_What to produce_
The required output is every record, written out exactly.

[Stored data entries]
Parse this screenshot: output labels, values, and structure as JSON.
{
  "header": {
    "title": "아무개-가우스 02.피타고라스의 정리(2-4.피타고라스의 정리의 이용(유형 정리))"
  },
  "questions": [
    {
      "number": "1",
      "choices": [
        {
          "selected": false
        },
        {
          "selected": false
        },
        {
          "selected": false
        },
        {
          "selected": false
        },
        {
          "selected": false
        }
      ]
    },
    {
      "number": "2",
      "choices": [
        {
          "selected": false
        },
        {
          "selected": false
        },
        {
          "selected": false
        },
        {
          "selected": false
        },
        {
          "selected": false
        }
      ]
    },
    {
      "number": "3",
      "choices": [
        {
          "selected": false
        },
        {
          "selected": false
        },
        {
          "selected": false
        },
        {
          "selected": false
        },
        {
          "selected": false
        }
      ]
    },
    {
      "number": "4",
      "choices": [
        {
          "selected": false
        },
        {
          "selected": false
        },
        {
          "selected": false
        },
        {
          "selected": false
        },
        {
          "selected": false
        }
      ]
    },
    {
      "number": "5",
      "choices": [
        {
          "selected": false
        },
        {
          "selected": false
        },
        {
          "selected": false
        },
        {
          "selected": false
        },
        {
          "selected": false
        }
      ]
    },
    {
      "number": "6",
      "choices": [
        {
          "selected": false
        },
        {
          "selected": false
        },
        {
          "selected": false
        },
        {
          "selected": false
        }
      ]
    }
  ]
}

_Exercise solution_
Parse this screenshot: output labels, values, and structure as JSON.
{
  "header": {
    "title": "아무개-가우스 02.피타고라스의 정리(2-4.피타고라스의 정리의 이용(유형 정리))"
  },
  "questions": [
    {
      "number": "1",
      "choices": [
        {
          "selected": false
        },
        {
          "selected": false
        },
        {
          "selected": false
        },
        {
          "selected": false
        },
        {
          "selected": false
        }
      ]
    },
    {
      "number": "2",
      "choices": [
        {
          "selected": false
        },
        {
          "selected": false
        },
        {
          "selected": false
        },
        {
          "selected": false
        },
        {
          "selected": false
        }
      ]
    },
    {
      "number": "3",
      "choices": [
        {
          "selected": false
        },
        {
          "selected": false
        },
        {
          "selected": false
        },
        {
          "selected": false
        },
        {
          "selected": false
        }
      ]
    },
    {
      "number": "4",
      "choices": [
        {
          "selected": false
        },
        {
          "selected": false
        },
        {
          "selected": false
        },
        {
          "selected": false
        },
        {
          "selected": false
        }
      ]
    },
    {
      "number": "5",
      "choices": [
        {
          "selected": false
        },
        {
          "selected": false
        },
        {
          "selected": false
        },
        {
          "selected": false
        },
        {
          "selected": false
        }
      ]
    },
    {
      "number": "6",
      "choices": [
        {
          "selected": false
        },
        {
          "selected": false
        },
        {
          "selected": false
        },
        {
          "selected": false
        }
      ]
    }
  ]
}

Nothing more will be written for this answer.